I had envisioned more muted tones, perhaps an endless stream of mahogany, to characterize the lair of one of the most powerful and now officially menacing men in the business world. In effect, whatever Lex Luthor’s office looked like. (Certainly, a dark and intimidating wood finish.) As I studied the colossal office, however, the abundance of white furniture stood out, including the enormous white oak desk at the front of the room where Jupiter sat. He watched me from afar; the distance from the door to his desk was lengthy, but I was undoubtedly aware of his attention.
The young woman left us alone, but not without another hard glare in my direction. With a deep breath, I began the journey toward Jupiter’s desk, marveling at the dichotomy of so much white with the almost jarringly colorful artwork that crowded the wall space.
“What do you want?” Jupiter growled when I reached the platform that led to his desk. As employees, one thing we had repeatedly discussed about the man, having only seen him in video, was the perpetual bark that coated his voice; everything he said, whether it was praising quarterly profits or reminding us to give our all to the company, sounded like a roar. Even seated in his chair, it was obvious that he was a solid, robust man. His upper half, clad in a gray suit that likely cost more than my annual salary, was all muscle.
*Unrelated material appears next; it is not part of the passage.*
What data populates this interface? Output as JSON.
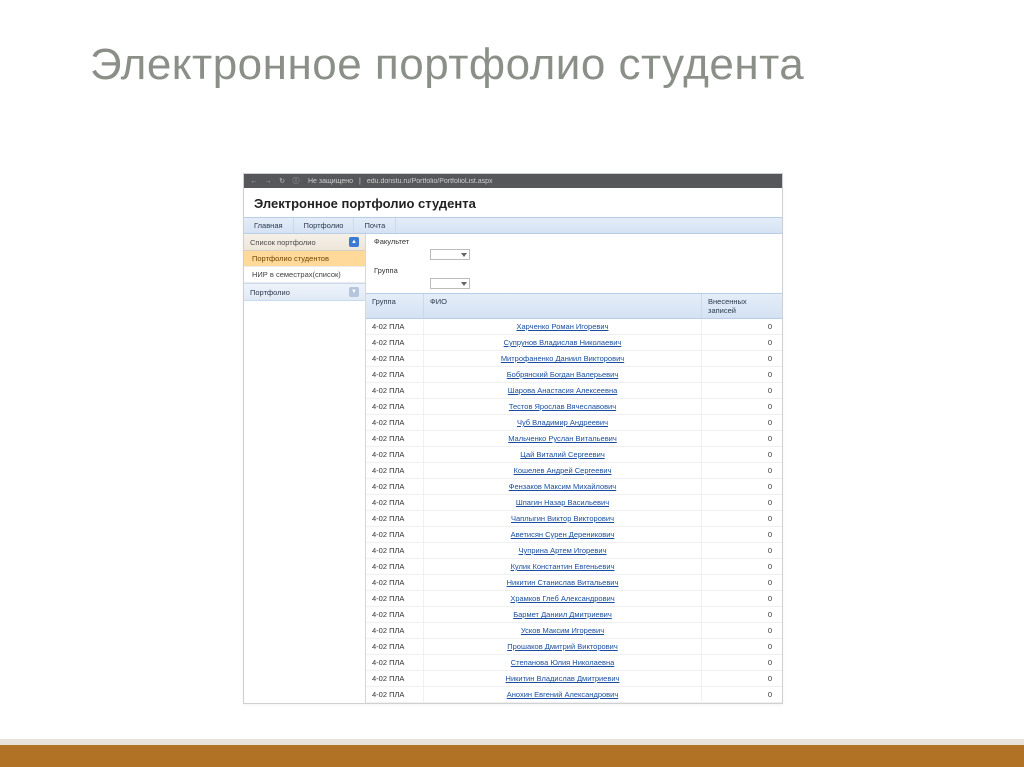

“You already know who I am and how I feel about Cassiopeia,” I said, my voice clearer and firmer than how I felt, which could be best described as gelatinous. “I want to marry her and live our lives without the fear of reprisal.” State your case, Spall had instructed during our planning. Don’t sugarcoat it.
Zachary Jupiter threw his head back and laughed. It sounded like a cannon.
“You have five seconds to get out of my sight,” he barked. “On the sixth second, the men that will enter this office won’t have a problem removing you by throwing you off my balcony.”
That image temporarily replaced Cassiopeia’s. Nevertheless, I remained resolute despite the bile quickly rising in my system. “I know she’s your daughter,” I said.
Jupiter leaned back in his chair, one eyebrow ascendant. “Do you now?”
“And I suppose she told you that piece of information.”
Jupiter nodded. “Did she also inform you that, daughter or not, everyone in this little scenario will be severely punished? Including you and most certainly her?” he questioned, leaning forward in his desk.
“I don’t think you’ll punish everyone, Mr. Jupiter.”
With that, the door to the right of his desk opened. We both watched Timothy Spall enter the office with Laura Benson by his side.
Jupiter shot up from his chair, peering at me and then Spall. “How did you two get in here?” he roared.
“I worked for you for ten years,” Spall replied, “so your private entrance isn’t new information.”
Jupiter’s eyes then rested on Laura. “You’re risking your life by coming here,” he said coldly.
“Oh, please, Zachary,” Laura replied, waving her hand in dismissal. “You’ve got all these people in this building living in fear. I don’t work for you.”
Jupiter pressed a button on his desk phone. “Waylon, I need you in my office.”
Spall glanced at me. Clearly, Waylon was an enforcer. We didn’t have much time. I caught Laura’s eye and nodded.
“Have it your way,” Laura said. “If my daughter and Elliott can’t live freely—if you don’t abolish this ridiculous anti-fraternization policy that came from your mistakes—you’ll never see her again.”
“What are you talking about?” Jupiter hissed.
“Your daughter. You’ll never see her again. Simple as that.”
He laughed again. “And how do you plan on arranging that?”
It was Laura’s turn to laugh. “She was out of sight for several weeks from your minions, my dear. No one knew where she was. You couldn’t find her. You don’t think she can disappear? Give her more credit than that.”
I felt the rush of air on my back. Someone had entered the office. If it was Waylon, we were all goners. Turning around slightly, however, I saw that it was most certainly not Waylon.